New Brunswick is fighting to keep their public health care. The Alward government is planning to cut 131 health-care jobs and find an additional $12 million in savings.
Health Minister Flemming commissioned a report that recommended $250 million in cuts. Flemming is currently floating trial balloons on policies such as emergency room closures, hospital closures and large layoffs. Of course, he’s telling the public that none of this will come at a cost to patient services.
To educate the public and send a strong message to the Premier of New Brunswick that these trial balloons weren’t going to take off, CUPE Local 1252 organized a rally outside of the provincial legislature. Five hundred people gathered on the Queen Street lawn in Fredericton to listen to speeches about what these cutbacks could mean for their jobs and their next hospital stay.
I was delighted to be invited to speak to the Fredericton crowd (thank you, CUPE). Sorry to other communities I have spoken too, but New Brunswick, you are one loud and amazing group of medicare allies! I was thrilled with the energy of the crowd and had a lot of fun conversing with them.
Stop the bleeding of our health care…cuts threaten lives.
My message to New Brunswickers was simple: funding for health care is not an economic decision, it’s a political decision. Our federal government had $28 million to spend commemorating the war of 1812, but not enough money to continue funding long-term care beds for veterans — they offloaded that onto the provinces and territories.
Our federal government spent $30 billion on broken fighter jets, but they’re cutting the Canada Health Transfer — the money that the federal government gives to the provinces and territories for health care — by $36 billion!
Health care is not a financial decision; Ottawa has lots of money. A political decision has been made to stop spending on health care and force provinces and territories to privatize and offload as many public services as possible. At the end of the day, it’s New Brunswickers and all of us in Canada who lose the most.
Sadly, New Brunswickers are set to lose a lot. The changes to the Canada Health Transfer will mean a loss of $715 million for this province. That’s the equivalent of the annual operating budget of Vitality Health Network (the French health-care system in the province), plus an additional $55 million. That is 11 hospitals and 30 medical clinics that would need to be shut down for one year, and $55 million would still need to be cut.
Health care is frontpage news in NB.
Another example would be to cut the province of New Brunswick in half from north to south, $715 million would be closing down all of hospitals and clinics on the eastern side of this province for one year.
But that’s not all New Brunswick is dealing with. The federal government has also downloaded onto provinces and territories health care for the RCMP, veterans long-term care beds, and health care for refugees.
When medicare began in Canada, the federal, provincial and territorial governments agreed to a 50-50 cost sharing arrangement. Today the federal government contributes only 20 per cent of that funding and by 2024, the provinces will have to fund 82 per cent of the health-care system.
Super bugs love contracted out cleaning services!

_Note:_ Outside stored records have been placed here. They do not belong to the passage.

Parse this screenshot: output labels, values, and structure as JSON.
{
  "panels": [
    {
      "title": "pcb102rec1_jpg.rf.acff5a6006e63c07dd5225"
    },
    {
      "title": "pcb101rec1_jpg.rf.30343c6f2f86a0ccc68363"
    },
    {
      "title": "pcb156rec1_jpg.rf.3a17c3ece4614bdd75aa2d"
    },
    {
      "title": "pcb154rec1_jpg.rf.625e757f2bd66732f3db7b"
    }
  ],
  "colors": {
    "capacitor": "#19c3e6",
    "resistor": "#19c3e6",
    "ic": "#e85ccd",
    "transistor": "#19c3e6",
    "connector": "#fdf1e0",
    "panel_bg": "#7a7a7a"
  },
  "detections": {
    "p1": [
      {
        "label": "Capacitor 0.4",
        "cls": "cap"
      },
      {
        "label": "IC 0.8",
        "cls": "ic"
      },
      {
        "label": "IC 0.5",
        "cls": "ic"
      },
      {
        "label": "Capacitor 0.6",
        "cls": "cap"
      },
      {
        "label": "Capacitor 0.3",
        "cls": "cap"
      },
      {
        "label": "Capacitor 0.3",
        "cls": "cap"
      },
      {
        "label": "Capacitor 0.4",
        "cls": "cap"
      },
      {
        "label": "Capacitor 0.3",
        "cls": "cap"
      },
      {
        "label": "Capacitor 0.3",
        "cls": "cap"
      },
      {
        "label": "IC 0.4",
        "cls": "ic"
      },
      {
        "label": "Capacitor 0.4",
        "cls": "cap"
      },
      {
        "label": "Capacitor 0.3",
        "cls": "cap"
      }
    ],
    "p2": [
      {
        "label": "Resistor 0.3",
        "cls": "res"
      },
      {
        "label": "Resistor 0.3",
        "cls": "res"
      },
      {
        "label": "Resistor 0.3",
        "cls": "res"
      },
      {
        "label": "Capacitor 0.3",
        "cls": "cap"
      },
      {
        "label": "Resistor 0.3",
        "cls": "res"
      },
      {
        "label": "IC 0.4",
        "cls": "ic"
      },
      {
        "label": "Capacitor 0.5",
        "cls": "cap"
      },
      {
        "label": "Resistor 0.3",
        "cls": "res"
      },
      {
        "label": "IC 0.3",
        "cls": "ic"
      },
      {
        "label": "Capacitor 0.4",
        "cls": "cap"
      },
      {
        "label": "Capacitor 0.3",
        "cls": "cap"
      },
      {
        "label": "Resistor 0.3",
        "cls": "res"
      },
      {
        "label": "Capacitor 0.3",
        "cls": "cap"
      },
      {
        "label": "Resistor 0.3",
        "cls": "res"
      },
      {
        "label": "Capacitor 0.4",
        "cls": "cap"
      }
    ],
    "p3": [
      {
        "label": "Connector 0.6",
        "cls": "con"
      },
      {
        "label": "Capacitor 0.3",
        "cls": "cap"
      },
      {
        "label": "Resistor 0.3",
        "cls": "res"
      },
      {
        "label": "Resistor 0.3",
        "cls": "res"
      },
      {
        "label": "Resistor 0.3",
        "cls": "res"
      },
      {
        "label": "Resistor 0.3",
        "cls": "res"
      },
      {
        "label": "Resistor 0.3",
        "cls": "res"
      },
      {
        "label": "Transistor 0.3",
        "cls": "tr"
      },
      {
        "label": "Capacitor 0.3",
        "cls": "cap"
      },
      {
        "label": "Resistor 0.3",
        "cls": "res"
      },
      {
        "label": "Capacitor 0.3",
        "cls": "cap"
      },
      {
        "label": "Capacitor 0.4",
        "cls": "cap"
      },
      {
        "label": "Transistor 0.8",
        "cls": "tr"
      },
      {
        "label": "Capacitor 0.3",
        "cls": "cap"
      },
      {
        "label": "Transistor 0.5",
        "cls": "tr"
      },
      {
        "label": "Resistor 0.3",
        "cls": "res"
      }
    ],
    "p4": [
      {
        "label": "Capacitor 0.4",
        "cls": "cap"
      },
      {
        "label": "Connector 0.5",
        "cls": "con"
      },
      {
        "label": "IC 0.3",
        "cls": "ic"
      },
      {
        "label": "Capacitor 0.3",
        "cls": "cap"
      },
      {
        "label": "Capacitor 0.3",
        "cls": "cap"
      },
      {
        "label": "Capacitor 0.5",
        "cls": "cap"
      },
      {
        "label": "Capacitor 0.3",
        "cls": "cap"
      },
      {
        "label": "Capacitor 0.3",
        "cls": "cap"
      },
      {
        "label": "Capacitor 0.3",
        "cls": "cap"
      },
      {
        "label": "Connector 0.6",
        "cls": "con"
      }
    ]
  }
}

This has to change, and it can. Right now our premiers and prime minister should be sitting down at a table and negotiating how they are going to protect, strengthen and expand public health care for the next generation. For decades this type of discussion has been happening. It’s called a Health Accord. The last Accord was created in 2004 — it set benchmarks and national standards that brought wait times down significantly and gave the provinces the funding they needed to run a health-care system that looks after you and your family.
But Stephen Harper has refused to meet with the provinces. If things continue the way they’re going now, March 2014 will bring in a new Accord with no national standards of care. This means you will not be able to travel from one province or territory to another and be able to expect the same quality of care within a similar amount of time. Our country will become a patchwork system of health-care services and I’m sorry to say it, but the Atlantic provinces will be the worst hit.
So I left the crowd in Fredericton with a challenge: “you must get Premier David Alward to stand-up to Stephen Harper and demand a 2014 Health Accord with adequate funding that will ensure all New Brunswickers get the care they need regardless of where they live or what stage of life they are at.” The crowd roared at this and started chanting for Alward to stop hiding in the legislature and come out. Surprisingly and to his credit, he did! So, New Brunswick, time for step two — get Alward and Harper to the 2014 Health Accord negotiation table and let’s talk about how to strengthen and expand public health care for everyone.
Premier David Alward surrounded by health-care workers and media.
Thanks again to CUPE Local 1252 for the invitation and thanks to an incredible Fredericton crowd, you made the trip so enjoyable! Good luck with your fight. So, so, so, solidarity!